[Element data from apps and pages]
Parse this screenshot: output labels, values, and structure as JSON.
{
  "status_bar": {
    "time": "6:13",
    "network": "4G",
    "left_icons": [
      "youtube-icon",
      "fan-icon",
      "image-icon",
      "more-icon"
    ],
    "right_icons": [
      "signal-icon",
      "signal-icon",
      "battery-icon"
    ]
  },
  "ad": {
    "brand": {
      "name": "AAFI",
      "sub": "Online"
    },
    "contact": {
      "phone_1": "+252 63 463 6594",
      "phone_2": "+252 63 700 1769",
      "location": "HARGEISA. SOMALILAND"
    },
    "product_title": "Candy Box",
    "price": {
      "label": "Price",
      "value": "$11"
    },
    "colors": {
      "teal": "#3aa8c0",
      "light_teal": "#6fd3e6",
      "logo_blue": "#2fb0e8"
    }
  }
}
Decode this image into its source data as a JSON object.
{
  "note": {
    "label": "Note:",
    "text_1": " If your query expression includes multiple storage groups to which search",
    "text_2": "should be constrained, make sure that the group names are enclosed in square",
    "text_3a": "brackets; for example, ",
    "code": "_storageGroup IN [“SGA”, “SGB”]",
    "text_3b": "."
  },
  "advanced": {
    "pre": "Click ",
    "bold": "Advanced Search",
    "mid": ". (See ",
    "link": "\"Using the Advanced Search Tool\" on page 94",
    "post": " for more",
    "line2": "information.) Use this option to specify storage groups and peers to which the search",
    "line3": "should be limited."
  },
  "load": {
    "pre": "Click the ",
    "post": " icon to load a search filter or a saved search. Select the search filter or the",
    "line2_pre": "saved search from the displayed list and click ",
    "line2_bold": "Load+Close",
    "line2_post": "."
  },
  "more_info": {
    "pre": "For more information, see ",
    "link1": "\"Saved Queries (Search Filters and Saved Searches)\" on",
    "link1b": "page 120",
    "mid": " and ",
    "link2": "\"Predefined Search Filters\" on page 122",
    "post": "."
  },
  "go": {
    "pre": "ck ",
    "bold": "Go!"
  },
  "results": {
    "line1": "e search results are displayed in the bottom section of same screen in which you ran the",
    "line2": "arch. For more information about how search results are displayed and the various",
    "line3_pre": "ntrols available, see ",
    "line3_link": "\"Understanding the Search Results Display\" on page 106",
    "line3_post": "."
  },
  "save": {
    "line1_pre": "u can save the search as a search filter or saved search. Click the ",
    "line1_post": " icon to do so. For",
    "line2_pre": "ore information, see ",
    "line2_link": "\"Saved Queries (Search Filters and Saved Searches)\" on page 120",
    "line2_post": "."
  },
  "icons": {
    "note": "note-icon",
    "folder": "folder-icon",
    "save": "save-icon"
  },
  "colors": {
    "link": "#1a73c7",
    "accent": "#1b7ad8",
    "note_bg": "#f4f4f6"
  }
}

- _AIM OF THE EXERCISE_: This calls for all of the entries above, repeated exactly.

- _REPLY_:
Parse this screenshot: output labels, values, and structure as JSON.
{
  "status_bar": {
    "time": "6:13",
    "network": "4G",
    "left_icons": [
      "youtube-icon",
      "fan-icon",
      "image-icon",
      "more-icon"
    ],
    "right_icons": [
      "signal-icon",
      "signal-icon",
      "battery-icon"
    ]
  },
  "ad": {
    "brand": {
      "name": "AAFI",
      "sub": "Online"
    },
    "contact": {
      "phone_1": "+252 63 463 6594",
      "phone_2": "+252 63 700 1769",
      "location": "HARGEISA. SOMALILAND"
    },
    "product_title": "Candy Box",
    "price": {
      "label": "Price",
      "value": "$11"
    },
    "colors": {
      "teal": "#3aa8c0",
      "light_teal": "#6fd3e6",
      "logo_blue": "#2fb0e8"
    }
  }
}
Decode this image into its source data as a JSON object.
{
  "note": {
    "label": "Note:",
    "text_1": " If your query expression includes multiple storage groups to which search",
    "text_2": "should be constrained, make sure that the group names are enclosed in square",
    "text_3a": "brackets; for example, ",
    "code": "_storageGroup IN [“SGA”, “SGB”]",
    "text_3b": "."
  },
  "advanced": {
    "pre": "Click ",
    "bold": "Advanced Search",
    "mid": ". (See ",
    "link": "\"Using the Advanced Search Tool\" on page 94",
    "post": " for more",
    "line2": "information.) Use this option to specify storage groups and peers to which the search",
    "line3": "should be limited."
  },
  "load": {
    "pre": "Click the ",
    "post": " icon to load a search filter or a saved search. Select the search filter or the",
    "line2_pre": "saved search from the displayed list and click ",
    "line2_bold": "Load+Close",
    "line2_post": "."
  },
  "more_info": {
    "pre": "For more information, see ",
    "link1": "\"Saved Queries (Search Filters and Saved Searches)\" on",
    "link1b": "page 120",
    "mid": " and ",
    "link2": "\"Predefined Search Filters\" on page 122",
    "post": "."
  },
  "go": {
    "pre": "ck ",
    "bold": "Go!"
  },
  "results": {
    "line1": "e search results are displayed in the bottom section of same screen in which you ran the",
    "line2": "arch. For more information about how search results are displayed and the various",
    "line3_pre": "ntrols available, see ",
    "line3_link": "\"Understanding the Search Results Display\" on page 106",
    "line3_post": "."
  },
  "save": {
    "line1_pre": "u can save the search as a search filter or saved search. Click the ",
    "line1_post": " icon to do so. For",
    "line2_pre": "ore information, see ",
    "line2_link": "\"Saved Queries (Search Filters and Saved Searches)\" on page 120",
    "line2_post": "."
  },
  "icons": {
    "note": "note-icon",
    "folder": "folder-icon",
    "save": "save-icon"
  },
  "colors": {
    "link": "#1a73c7",
    "accent": "#1b7ad8",
    "note_bg": "#f4f4f6"
  }
}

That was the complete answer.